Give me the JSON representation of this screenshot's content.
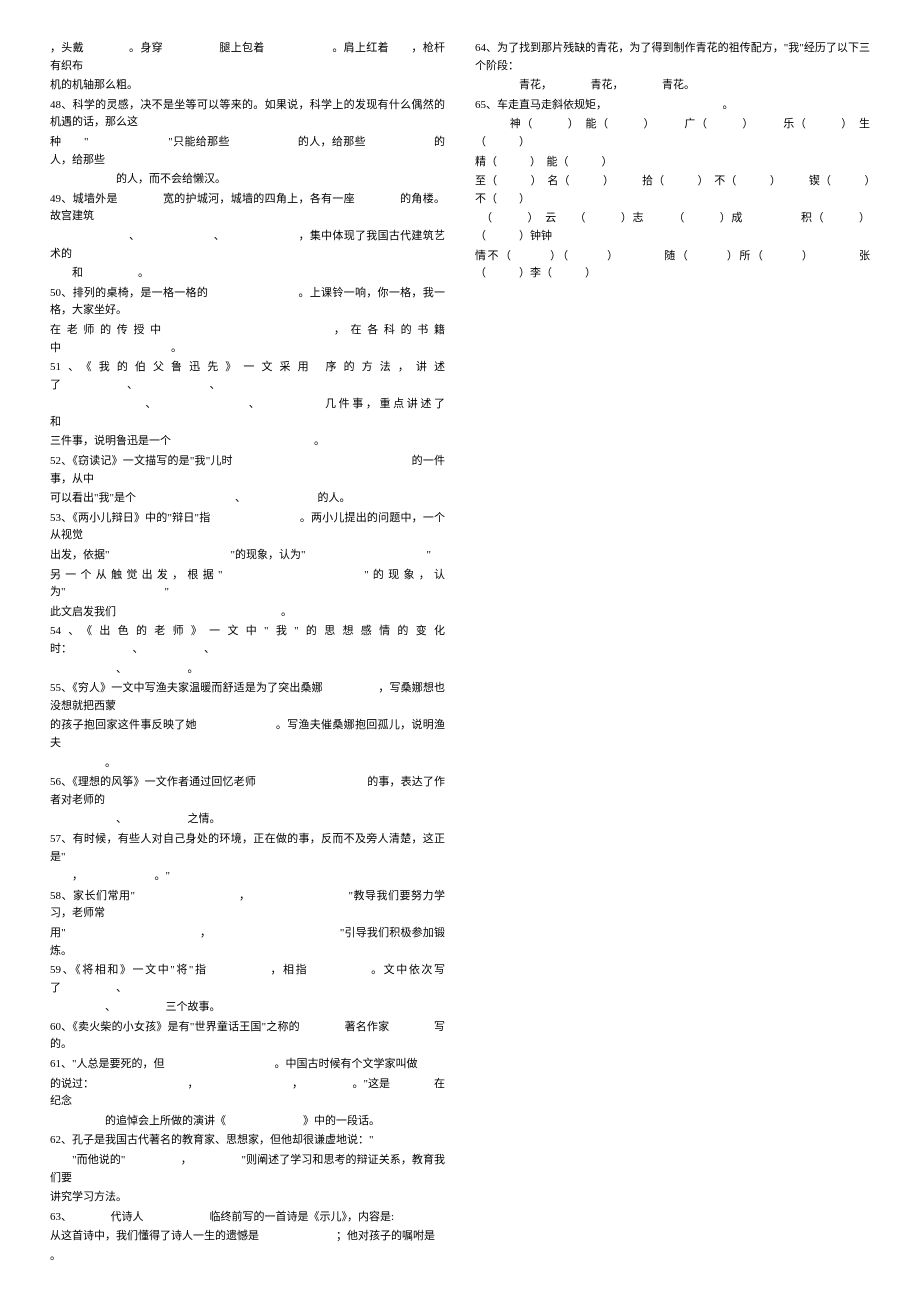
{
  "left": {
    "l47a": "，头戴　　　　。身穿　　　　　腿上包着　　　　　　。肩上红着　　，枪杆有织布",
    "l47b": "机的机轴那么粗。",
    "l48a": "48、科学的灵感，决不是坐等可以等来的。如果说，科学上的发现有什么偶然的机遇的话，那么这",
    "l48b": "种　　\"　　　　　　　\"只能给那些　　　　　　的人，给那些　　　　　　的人，给那些",
    "l48c": "　　　　　　的人，而不会给懒汉。",
    "l49a": "49、城墙外是　　　　宽的护城河，城墙的四角上，各有一座　　　　的角楼。故宫建筑",
    "l49b": "　　　　　　　、　　　　　　　、　　　　　　　，集中体现了我国古代建筑艺术的　　　　",
    "l49c": "　　和　　　　　。",
    "l50a": "50、排列的桌椅，是一格一格的　　　　　　　　。上课铃一响，你一格，我一格，大家坐好。",
    "l50b": "在老师的传授中　　　　　　　　　　，在各科的书籍中　　　　　　　　　　。",
    "l51a": "51、《我的伯父鲁迅先》一文采用 序的方法，讲述了　　　　　　、　　　　　　　、",
    "l51b": "　　　　　　　、　　　　　　　、　　　　　几件事，重点讲述了　　　　　　和",
    "l51c": "三件事，说明鲁迅是一个　　　　　　　　　　　　　。",
    "l52a": "52、《窃读记》一文描写的是\"我\"儿时　　　　　　　　　　　　　　　　的一件事，从中",
    "l52b": "可以看出\"我\"是个　　　　　　　　　、　　　　　　　的人。",
    "l53a": "53、《两小儿辩日》中的\"辩日\"指　　　　　　　　。两小儿提出的问题中，一个从视觉",
    "l53b": "出发，依据\"　　　　　　　　　　　\"的现象，认为\"　　　　　　　　　　　\"",
    "l53c": "另一个从触觉出发，根据\"　　　　　　　　　\"的现象，认为\"　　　　　　　　　\"",
    "l53d": "此文启发我们　　　　　　　　　　　　　　　。",
    "l54a": "54、《出色的老师》一文中\"我\"的思想感情的变化时：　　　　　　、　　　　　　、",
    "l54b": "　　　　　　、　　　　　　。",
    "l55a": "55、《穷人》一文中写渔夫家温暖而舒适是为了突出桑娜　　　　　，写桑娜想也没想就把西蒙",
    "l55b": "的孩子抱回家这件事反映了她　　　　　　　。写渔夫催桑娜抱回孤儿，说明渔夫　　　　　",
    "l55c": "　　　　　。",
    "l56a": "56、《理想的风筝》一文作者通过回忆老师　　　　　　　　　　的事，表达了作者对老师的",
    "l56b": "　　　　　　、　　　　　　之情。",
    "l57a": "57、有时候，有些人对自己身处的环境，正在做的事，反而不及旁人清楚，这正是\"　　　　",
    "l57b": "　　，　　　　　　　。\"",
    "l58a": "58、家长们常用\"　　　　　　　　　，　　　　　　　　　\"教导我们要努力学习，老师常",
    "l58b": "用\"　　　　　　　　　　　　，　　　　　　　　　　　　\"引导我们积极参加锻炼。",
    "l59a": "59、《将相和》一文中\"将\"指　　　　　，相指　　　　　。文中依次写了　　　　　、",
    "l59b": "　　　　　、　　　　　三个故事。",
    "l60a": "60、《卖火柴的小女孩》是有\"世界童话王国\"之称的　　　　著名作家　　　　写 的。",
    "l61a": "61、\"人总是要死的，但　　　　　　　　　　。中国古时候有个文学家叫做　　　　",
    "l61b": "的说过：　　　　　　　　　，　　　　　　　　　，　　　　　。\"这是　　　　在纪念",
    "l61c": "　　　　　的追悼会上所做的演讲《　　　　　　　》中的一段话。",
    "l62a": "62、孔子是我国古代著名的教育家、思想家，但他却很谦虚地说：\"　　　　　　　　　　　",
    "l62b": "　　\"而他说的\"　　　　　，　　　　　\"则阐述了学习和思考的辩证关系，教育我们要",
    "l62c": "讲究学习方法。",
    "l63a": "63、　　　　代诗人　　　　　　临终前写的一首诗是《示儿》，内容是:　　　　　　　　　",
    "l63b": "从这首诗中，我们懂得了诗人一生的遗憾是　　　　　　　；他对孩子的嘱咐是　　　　　　",
    "l63c": "。"
  },
  "right": {
    "l64a": "64、为了找到那片残缺的青花，为了得到制作青花的祖传配方，\"我\"经历了以下三个阶段：",
    "l64b": "　　　　青花，　　　　青花，　　　　青花。",
    "l65a": "65、车走直马走斜依规矩，　　　　　　　　　　　。",
    "row1": "　　　神（　　　）　能（　　　）　　　广（　　　）　　　乐（　　　）　生（　　　）",
    "row2": "精（　　　）　能（　　　）",
    "row3": "至（　　　）　名（　　　）　　　拾（　　　）　不（　　　）　　　锲（　　　）不（　　）",
    "row4": "　（　　　）　云　　（　　　）志　　　（　　　）成　　　　　积（　　　）（　　　）钟钟",
    "row5": "情不（　　　）（　　　）　　　　随（　　　）所（　　　）　　　　张（　　　）李（　　　）"
  }
}
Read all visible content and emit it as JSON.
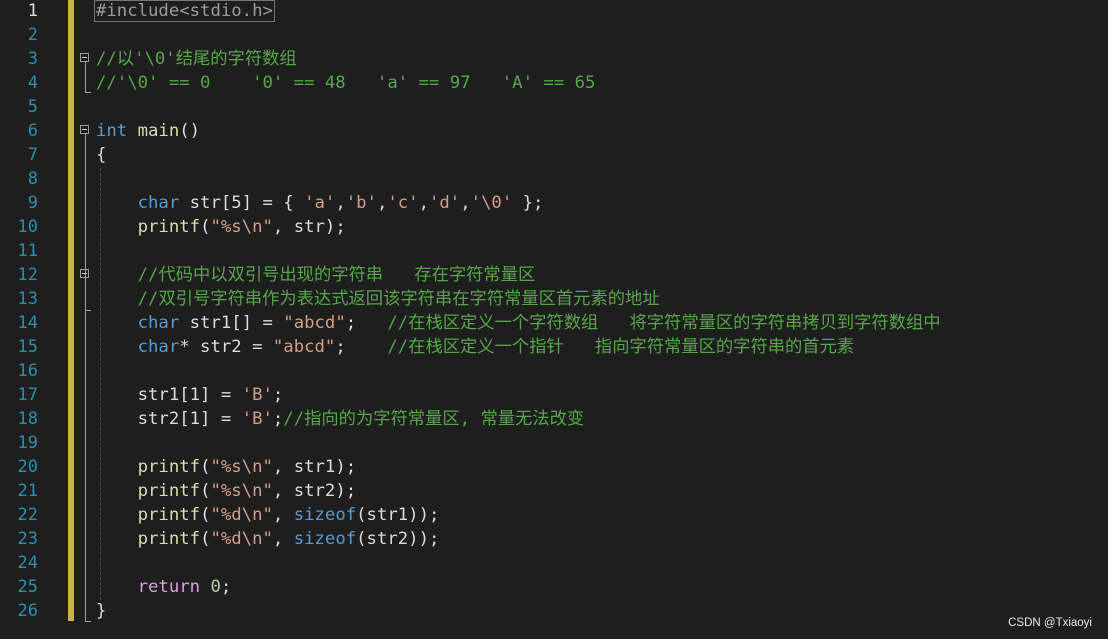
{
  "editor": {
    "line_numbers": [
      "1",
      "2",
      "3",
      "4",
      "5",
      "6",
      "7",
      "8",
      "9",
      "10",
      "11",
      "12",
      "13",
      "14",
      "15",
      "16",
      "17",
      "18",
      "19",
      "20",
      "21",
      "22",
      "23",
      "24",
      "25",
      "26"
    ],
    "lines": [
      {
        "tokens": [
          {
            "t": "#include<stdio.h>",
            "c": "pp",
            "box": true
          }
        ]
      },
      {
        "tokens": []
      },
      {
        "tokens": [
          {
            "t": "//以'\\0'结尾的字符数组",
            "c": "cmt"
          }
        ]
      },
      {
        "tokens": [
          {
            "t": "//'\\0' == 0    '0' == 48   'a' == 97   'A' == 65",
            "c": "cmt"
          }
        ]
      },
      {
        "tokens": []
      },
      {
        "tokens": [
          {
            "t": "int",
            "c": "kw"
          },
          {
            "t": " "
          },
          {
            "t": "main",
            "c": "fn"
          },
          {
            "t": "()"
          }
        ]
      },
      {
        "tokens": [
          {
            "t": "{"
          }
        ]
      },
      {
        "tokens": []
      },
      {
        "tokens": [
          {
            "t": "    "
          },
          {
            "t": "char",
            "c": "kw"
          },
          {
            "t": " str[5] = { "
          },
          {
            "t": "'a'",
            "c": "str"
          },
          {
            "t": ","
          },
          {
            "t": "'b'",
            "c": "str"
          },
          {
            "t": ","
          },
          {
            "t": "'c'",
            "c": "str"
          },
          {
            "t": ","
          },
          {
            "t": "'d'",
            "c": "str"
          },
          {
            "t": ","
          },
          {
            "t": "'\\0'",
            "c": "str"
          },
          {
            "t": " };"
          }
        ]
      },
      {
        "tokens": [
          {
            "t": "    "
          },
          {
            "t": "printf",
            "c": "fn"
          },
          {
            "t": "("
          },
          {
            "t": "\"%s\\n\"",
            "c": "str"
          },
          {
            "t": ", str);"
          }
        ]
      },
      {
        "tokens": []
      },
      {
        "tokens": [
          {
            "t": "    "
          },
          {
            "t": "//代码中以双引号出现的字符串   存在字符常量区",
            "c": "cmt"
          }
        ]
      },
      {
        "tokens": [
          {
            "t": "    "
          },
          {
            "t": "//双引号字符串作为表达式返回该字符串在字符常量区首元素的地址",
            "c": "cmt"
          }
        ]
      },
      {
        "tokens": [
          {
            "t": "    "
          },
          {
            "t": "char",
            "c": "kw"
          },
          {
            "t": " str1[] = "
          },
          {
            "t": "\"abcd\"",
            "c": "str"
          },
          {
            "t": ";   "
          },
          {
            "t": "//在栈区定义一个字符数组   将字符常量区的字符串拷贝到字符数组中",
            "c": "cmt"
          }
        ]
      },
      {
        "tokens": [
          {
            "t": "    "
          },
          {
            "t": "char",
            "c": "kw"
          },
          {
            "t": "* str2 = "
          },
          {
            "t": "\"abcd\"",
            "c": "str"
          },
          {
            "t": ";    "
          },
          {
            "t": "//在栈区定义一个指针   指向字符常量区的字符串的首元素",
            "c": "cmt"
          }
        ]
      },
      {
        "tokens": []
      },
      {
        "tokens": [
          {
            "t": "    str1[1] = "
          },
          {
            "t": "'B'",
            "c": "str"
          },
          {
            "t": ";"
          }
        ]
      },
      {
        "tokens": [
          {
            "t": "    str2[1] = "
          },
          {
            "t": "'B'",
            "c": "str"
          },
          {
            "t": ";"
          },
          {
            "t": "//指向的为字符常量区, 常量无法改变",
            "c": "cmt"
          }
        ]
      },
      {
        "tokens": []
      },
      {
        "tokens": [
          {
            "t": "    "
          },
          {
            "t": "printf",
            "c": "fn"
          },
          {
            "t": "("
          },
          {
            "t": "\"%s\\n\"",
            "c": "str"
          },
          {
            "t": ", str1);"
          }
        ]
      },
      {
        "tokens": [
          {
            "t": "    "
          },
          {
            "t": "printf",
            "c": "fn"
          },
          {
            "t": "("
          },
          {
            "t": "\"%s\\n\"",
            "c": "str"
          },
          {
            "t": ", str2);"
          }
        ]
      },
      {
        "tokens": [
          {
            "t": "    "
          },
          {
            "t": "printf",
            "c": "fn"
          },
          {
            "t": "("
          },
          {
            "t": "\"%d\\n\"",
            "c": "str"
          },
          {
            "t": ", "
          },
          {
            "t": "sizeof",
            "c": "kw"
          },
          {
            "t": "(str1));"
          }
        ]
      },
      {
        "tokens": [
          {
            "t": "    "
          },
          {
            "t": "printf",
            "c": "fn"
          },
          {
            "t": "("
          },
          {
            "t": "\"%d\\n\"",
            "c": "str"
          },
          {
            "t": ", "
          },
          {
            "t": "sizeof",
            "c": "kw"
          },
          {
            "t": "(str2));"
          }
        ]
      },
      {
        "tokens": []
      },
      {
        "tokens": [
          {
            "t": "    "
          },
          {
            "t": "return",
            "c": "ctrl"
          },
          {
            "t": " "
          },
          {
            "t": "0",
            "c": "num"
          },
          {
            "t": ";"
          }
        ]
      },
      {
        "tokens": [
          {
            "t": "}"
          }
        ]
      }
    ]
  },
  "watermark": "CSDN @Txiaoyi",
  "colors": {
    "background": "#1e1e1e",
    "keyword": "#569cd6",
    "comment": "#57a64a",
    "string": "#d69d85",
    "line_number": "#2b91af"
  }
}
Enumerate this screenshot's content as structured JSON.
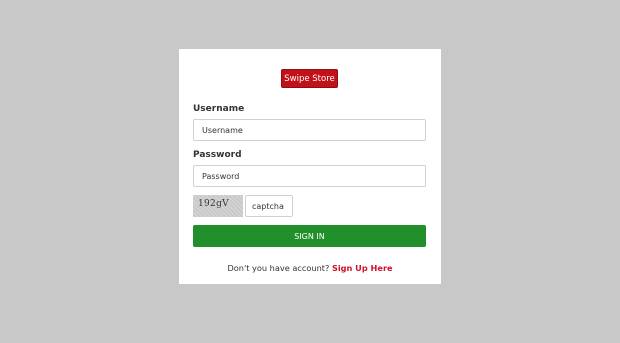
{
  "brand": {
    "label": "Swipe Store",
    "color": "#c1121a"
  },
  "form": {
    "username_label": "Username",
    "username_placeholder": "Username",
    "password_label": "Password",
    "password_placeholder": "Password",
    "captcha_text": "192gV",
    "captcha_placeholder": "captcha",
    "signin_label": "SIGN IN",
    "signin_color": "#21902a"
  },
  "footer": {
    "prompt": "Don't you have account?",
    "signup_link": "Sign Up Here",
    "link_color": "#d0112b"
  }
}
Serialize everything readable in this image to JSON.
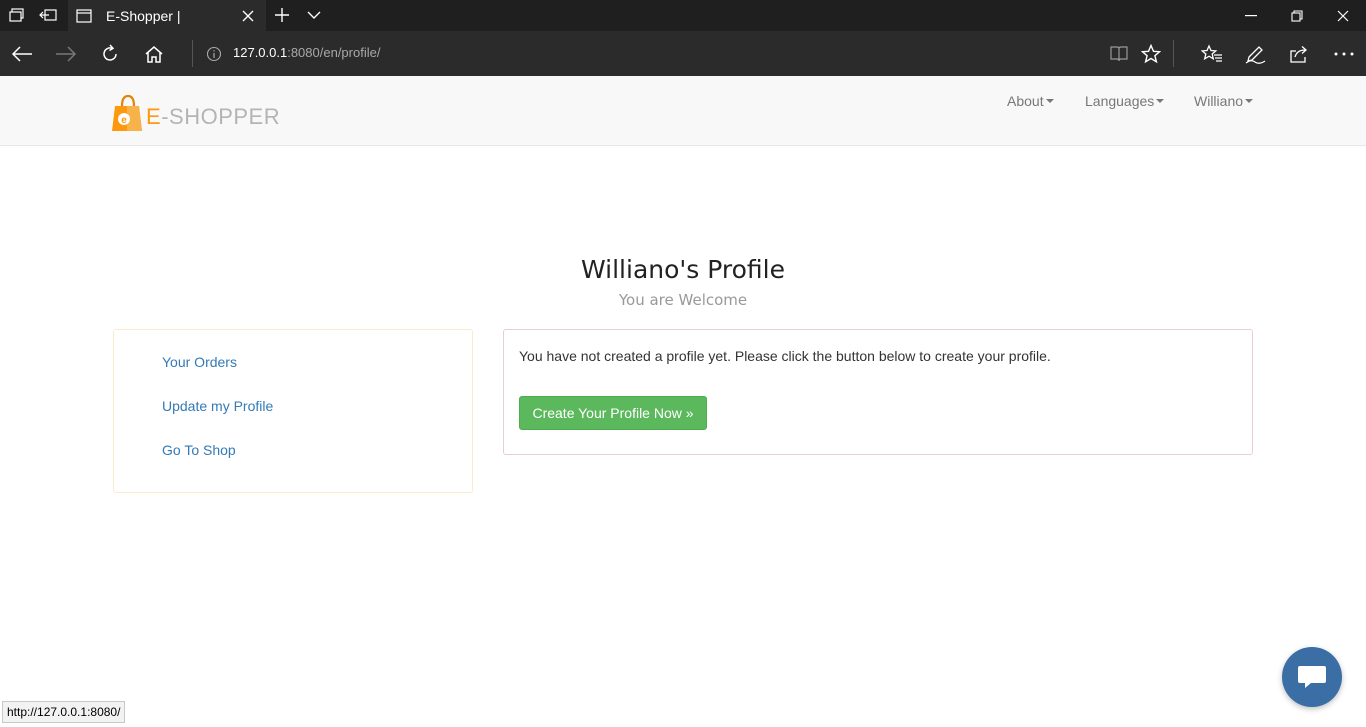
{
  "browser": {
    "tab_title": "E-Shopper |",
    "url_host": "127.0.0.1",
    "url_rest": ":8080/en/profile/",
    "status_url": "http://127.0.0.1:8080/"
  },
  "site": {
    "logo_first": "E",
    "logo_rest": "-SHOPPER",
    "nav": {
      "about": "About",
      "languages": "Languages",
      "user": "Williano"
    }
  },
  "profile": {
    "title": "Williano's Profile",
    "subtitle": "You are Welcome",
    "sidebar": [
      {
        "label": "Your Orders"
      },
      {
        "label": "Update my Profile"
      },
      {
        "label": "Go To Shop"
      }
    ],
    "message": "You have not created a profile yet. Please click the button below to create your profile.",
    "create_button": "Create Your Profile Now »"
  },
  "colors": {
    "brand": "#fe980f",
    "link": "#337ab7",
    "success": "#5cb85c",
    "chat": "#3a6ea5"
  }
}
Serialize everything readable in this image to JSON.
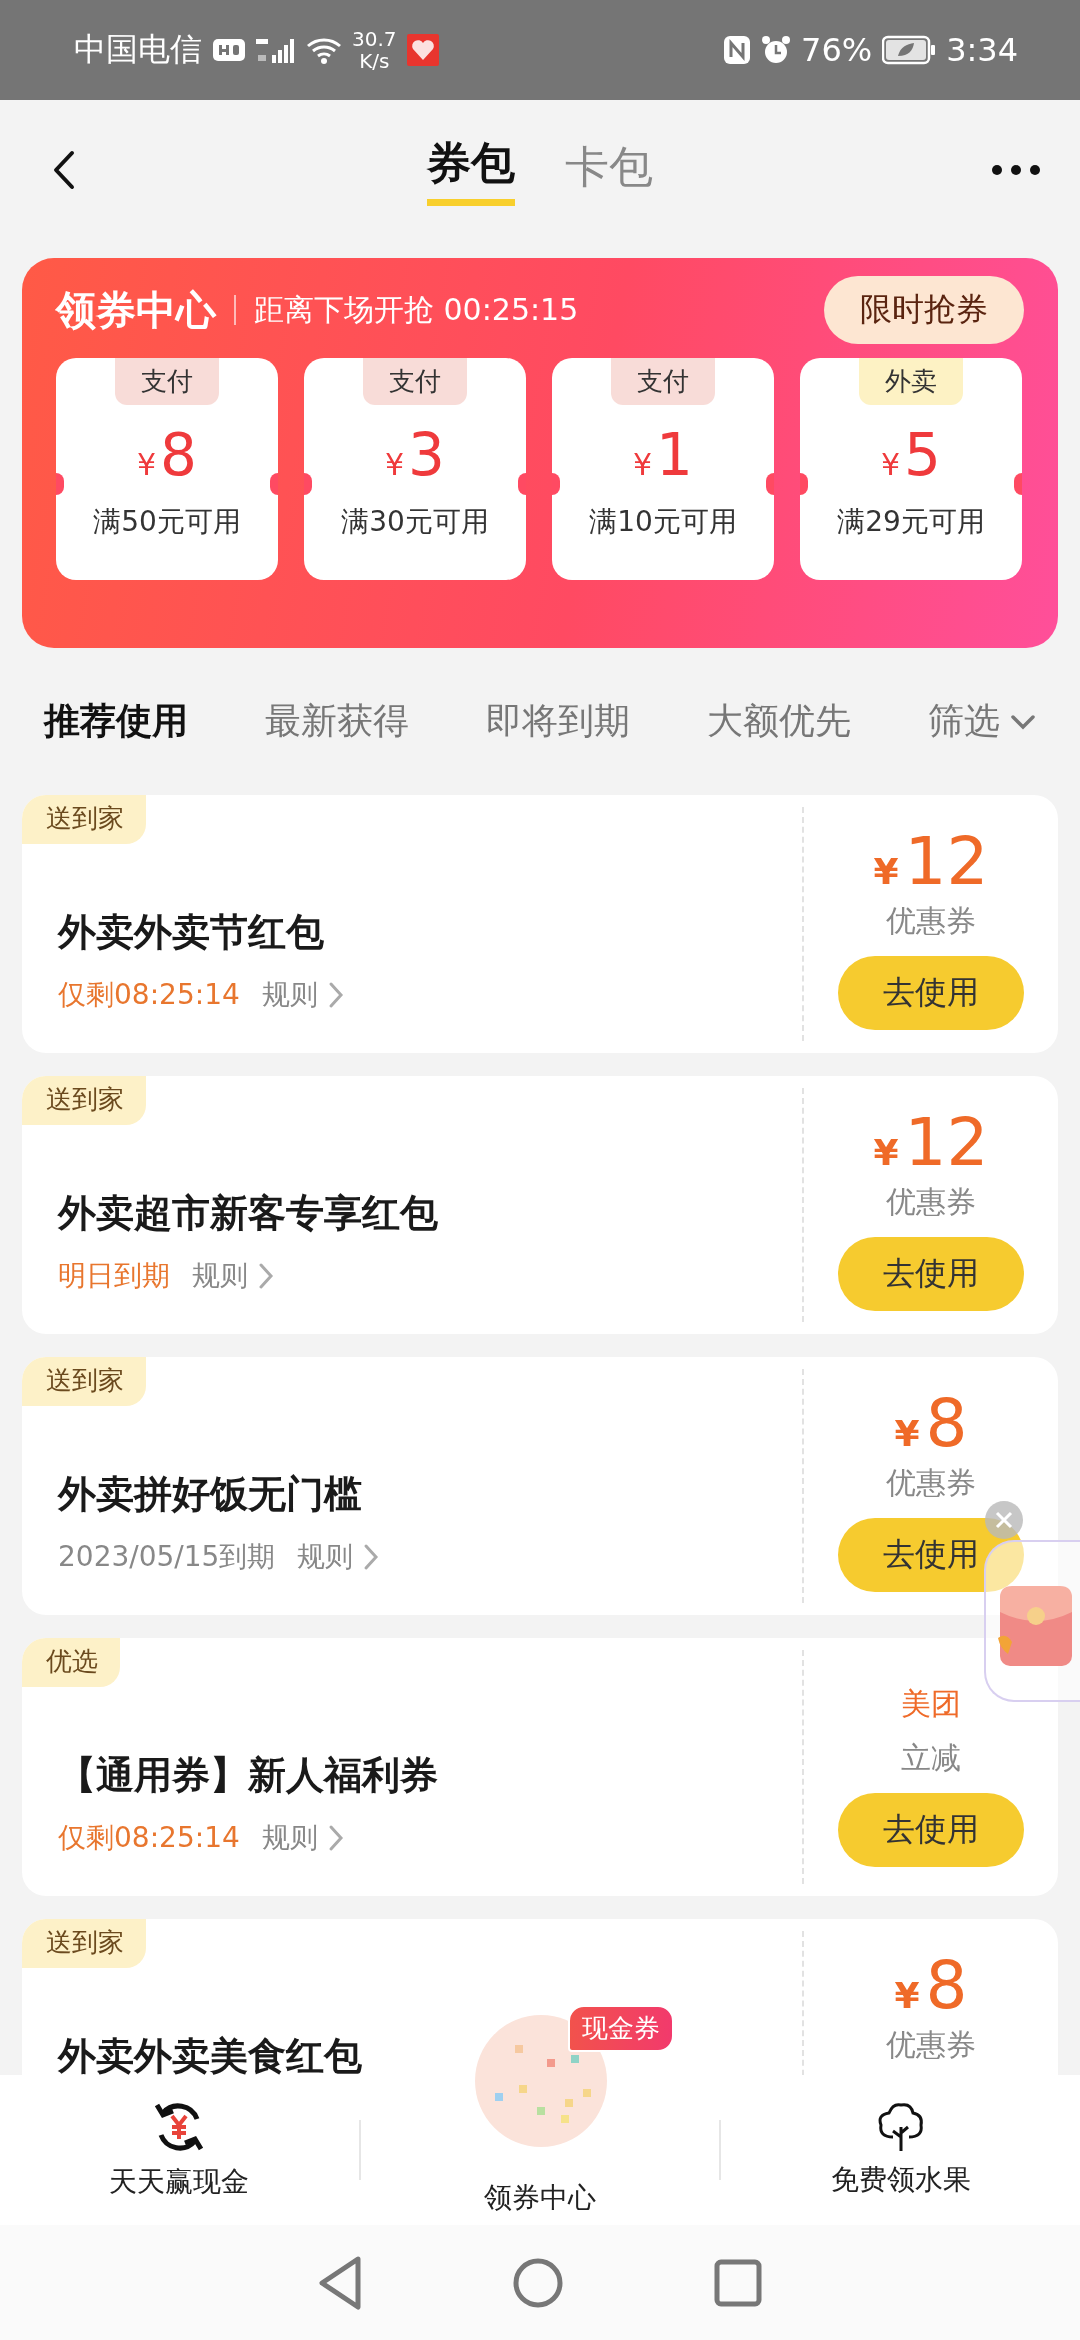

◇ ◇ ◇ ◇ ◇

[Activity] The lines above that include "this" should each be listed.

[Task result]
Give me the JSON representation of this screenshot's content.
Enumerate this screenshot's content as structured JSON.
Serialize everything readable in this image to JSON.
Serialize everything readable in this image to JSON.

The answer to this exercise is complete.